Surprising almost no one, Whitehouse Station this afternoon concluded its plea deal with the federal (and most state) authorities over its prior marketing of the withdrawn Vioxx® pain medication, which was still on the market in late 2004. A new corporate integrity agreement will be signed, and I will link to it, right here, as soon as the associated (and required) SEC Form 8-K is filed on it, by Merck.
Even though widely expected, this is nearly a billion, afterall — from the Merck presser, just out:
. . . .Merck. . . announced it has reached a resolution with federal and state authorities regarding a previously disclosed investigation concerning Vioxx. Merck voluntarily withdrew Vioxx from the market in September 2004. The company previously recorded a charge of $950 million in October 2010 in anticipation of today’s agreements.
Under civil settlement agreements signed with the United States and individually with 43 states and the District of Columbia, Merck will pay approximately two-thirds of the reserved charge to resolve civil allegations related to Vioxx.
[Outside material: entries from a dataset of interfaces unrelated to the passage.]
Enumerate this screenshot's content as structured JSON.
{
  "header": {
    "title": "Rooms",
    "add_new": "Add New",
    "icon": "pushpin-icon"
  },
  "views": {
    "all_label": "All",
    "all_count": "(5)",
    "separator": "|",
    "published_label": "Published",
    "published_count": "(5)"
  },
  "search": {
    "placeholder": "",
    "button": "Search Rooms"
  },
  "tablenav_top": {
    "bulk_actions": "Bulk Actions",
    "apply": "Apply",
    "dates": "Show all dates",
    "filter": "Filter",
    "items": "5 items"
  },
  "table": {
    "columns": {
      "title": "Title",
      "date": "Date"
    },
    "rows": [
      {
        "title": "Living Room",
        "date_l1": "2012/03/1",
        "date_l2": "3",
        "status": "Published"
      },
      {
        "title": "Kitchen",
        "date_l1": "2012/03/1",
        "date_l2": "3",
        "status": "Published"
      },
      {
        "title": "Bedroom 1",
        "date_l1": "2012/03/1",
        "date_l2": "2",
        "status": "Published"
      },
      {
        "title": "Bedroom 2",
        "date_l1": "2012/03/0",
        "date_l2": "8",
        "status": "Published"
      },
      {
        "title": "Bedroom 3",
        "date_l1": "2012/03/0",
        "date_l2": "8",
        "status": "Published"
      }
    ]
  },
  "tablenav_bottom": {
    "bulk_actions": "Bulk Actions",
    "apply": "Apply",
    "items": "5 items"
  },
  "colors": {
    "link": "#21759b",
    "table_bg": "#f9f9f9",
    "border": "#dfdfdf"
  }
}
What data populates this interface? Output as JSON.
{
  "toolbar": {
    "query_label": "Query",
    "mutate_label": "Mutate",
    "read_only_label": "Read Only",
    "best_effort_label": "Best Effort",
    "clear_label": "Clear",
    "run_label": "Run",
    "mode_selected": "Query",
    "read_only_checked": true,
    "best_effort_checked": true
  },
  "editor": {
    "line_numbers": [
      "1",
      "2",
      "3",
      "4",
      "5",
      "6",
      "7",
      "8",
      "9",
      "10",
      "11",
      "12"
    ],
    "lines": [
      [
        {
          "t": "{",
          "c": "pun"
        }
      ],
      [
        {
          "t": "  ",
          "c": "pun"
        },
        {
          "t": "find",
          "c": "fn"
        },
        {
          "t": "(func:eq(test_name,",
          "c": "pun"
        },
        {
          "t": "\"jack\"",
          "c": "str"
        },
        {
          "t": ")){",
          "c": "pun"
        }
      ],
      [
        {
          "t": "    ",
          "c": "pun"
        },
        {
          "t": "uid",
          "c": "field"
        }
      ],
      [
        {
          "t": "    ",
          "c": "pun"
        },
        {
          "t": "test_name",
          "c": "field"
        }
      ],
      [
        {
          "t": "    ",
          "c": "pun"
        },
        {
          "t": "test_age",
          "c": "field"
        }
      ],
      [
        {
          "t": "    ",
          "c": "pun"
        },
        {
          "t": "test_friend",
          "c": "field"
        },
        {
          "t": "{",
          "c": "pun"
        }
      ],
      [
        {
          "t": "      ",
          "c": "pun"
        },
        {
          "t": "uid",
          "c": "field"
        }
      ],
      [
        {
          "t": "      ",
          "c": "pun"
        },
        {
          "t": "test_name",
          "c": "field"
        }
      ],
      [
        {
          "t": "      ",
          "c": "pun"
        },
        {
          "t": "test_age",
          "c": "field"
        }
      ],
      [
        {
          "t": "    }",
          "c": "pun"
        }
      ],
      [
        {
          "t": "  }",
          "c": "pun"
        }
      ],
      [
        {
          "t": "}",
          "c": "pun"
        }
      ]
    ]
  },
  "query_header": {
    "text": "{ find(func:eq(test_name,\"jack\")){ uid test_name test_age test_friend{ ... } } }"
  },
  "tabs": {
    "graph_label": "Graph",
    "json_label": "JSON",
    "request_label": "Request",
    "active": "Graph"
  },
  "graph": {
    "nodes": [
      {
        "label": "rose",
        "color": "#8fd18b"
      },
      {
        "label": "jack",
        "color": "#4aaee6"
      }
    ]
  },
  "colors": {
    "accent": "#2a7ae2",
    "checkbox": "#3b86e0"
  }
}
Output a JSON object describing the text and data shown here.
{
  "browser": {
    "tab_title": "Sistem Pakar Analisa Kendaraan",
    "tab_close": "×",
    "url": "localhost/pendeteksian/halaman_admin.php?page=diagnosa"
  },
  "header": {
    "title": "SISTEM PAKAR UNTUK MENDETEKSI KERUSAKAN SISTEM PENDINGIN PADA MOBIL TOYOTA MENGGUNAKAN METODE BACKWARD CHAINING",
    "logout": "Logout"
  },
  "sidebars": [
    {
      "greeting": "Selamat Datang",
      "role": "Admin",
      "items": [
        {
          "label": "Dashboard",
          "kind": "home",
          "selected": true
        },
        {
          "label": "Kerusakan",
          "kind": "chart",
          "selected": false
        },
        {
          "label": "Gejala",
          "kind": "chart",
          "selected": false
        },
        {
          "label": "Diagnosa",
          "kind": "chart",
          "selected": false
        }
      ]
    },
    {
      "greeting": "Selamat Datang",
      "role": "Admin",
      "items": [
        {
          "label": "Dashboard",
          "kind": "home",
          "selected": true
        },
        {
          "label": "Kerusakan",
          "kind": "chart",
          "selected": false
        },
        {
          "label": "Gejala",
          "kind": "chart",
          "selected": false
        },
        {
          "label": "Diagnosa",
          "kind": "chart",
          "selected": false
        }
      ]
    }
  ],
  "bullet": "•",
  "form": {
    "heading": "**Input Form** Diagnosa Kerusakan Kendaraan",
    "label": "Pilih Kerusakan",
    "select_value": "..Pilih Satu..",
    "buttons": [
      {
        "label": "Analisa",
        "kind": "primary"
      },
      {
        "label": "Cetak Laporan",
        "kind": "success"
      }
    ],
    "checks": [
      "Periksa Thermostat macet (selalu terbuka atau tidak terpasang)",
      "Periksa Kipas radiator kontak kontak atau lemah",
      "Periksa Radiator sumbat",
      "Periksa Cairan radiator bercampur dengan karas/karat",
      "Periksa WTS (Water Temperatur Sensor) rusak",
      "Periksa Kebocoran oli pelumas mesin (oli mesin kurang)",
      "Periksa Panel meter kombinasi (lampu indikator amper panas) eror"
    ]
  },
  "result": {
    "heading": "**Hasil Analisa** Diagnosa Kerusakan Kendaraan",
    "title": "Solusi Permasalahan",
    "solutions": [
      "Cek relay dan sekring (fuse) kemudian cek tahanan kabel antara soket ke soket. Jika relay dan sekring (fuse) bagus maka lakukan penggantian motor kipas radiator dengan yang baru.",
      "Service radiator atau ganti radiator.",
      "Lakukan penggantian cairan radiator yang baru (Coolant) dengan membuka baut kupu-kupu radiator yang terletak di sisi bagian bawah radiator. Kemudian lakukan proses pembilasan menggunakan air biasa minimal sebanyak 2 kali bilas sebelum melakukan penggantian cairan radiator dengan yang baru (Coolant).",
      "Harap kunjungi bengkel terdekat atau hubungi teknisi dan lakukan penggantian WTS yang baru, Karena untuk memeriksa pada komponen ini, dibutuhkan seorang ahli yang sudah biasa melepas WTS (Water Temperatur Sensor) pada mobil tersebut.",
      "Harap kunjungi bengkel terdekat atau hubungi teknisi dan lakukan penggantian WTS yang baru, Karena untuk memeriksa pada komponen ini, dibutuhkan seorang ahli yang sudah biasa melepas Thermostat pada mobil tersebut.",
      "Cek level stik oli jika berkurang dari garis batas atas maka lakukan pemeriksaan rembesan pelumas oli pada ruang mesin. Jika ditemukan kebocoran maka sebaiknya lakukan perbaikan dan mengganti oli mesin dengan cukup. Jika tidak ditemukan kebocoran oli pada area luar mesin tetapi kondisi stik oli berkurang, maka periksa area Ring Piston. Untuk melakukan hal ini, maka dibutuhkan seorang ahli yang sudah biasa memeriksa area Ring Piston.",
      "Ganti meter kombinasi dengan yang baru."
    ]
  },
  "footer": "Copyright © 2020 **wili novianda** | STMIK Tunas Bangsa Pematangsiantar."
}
As a result, the United States and the participating states have released Merck from civil liability related to the governments’ allegations regarding the sale and marketing of Vioxx in the United States. Previously disclosed litigation with seven states remains outstanding.
The civil settlement does not constitute any admission by Merck of any liability or wrongdoing.
“We believe that Merck acted responsibly and in good faith in connection with the conduct at issue in these civil settlement agreements, including activities concerning the safety profile of Vioxx,” said Bruce N. Kuhlik, executive vice president and general counsel of Merck.
Separately, the company agreed to plead guilty to a misdemeanor under the Federal Food, Drug, and Cosmetic Act arising out of the marketing of Vioxx by company representatives to physicians in the United States for the treatment of rheumatoid arthritis before the FDA’s approval of that indication in April 2002. The company will pay a fine of approximately one-third of the reserved amount to the federal government as part of the plea agreement. . . .
Now we wait for the securities, ERISA and derivative settlements related to the ENHANCE debacle. Those should appear in Q4 2011 as well — once Merck’s board approves them. How much more will they cost? We will let you know, but those were largely due to the acts of high executives at legacy Schering-Plough, not Merck.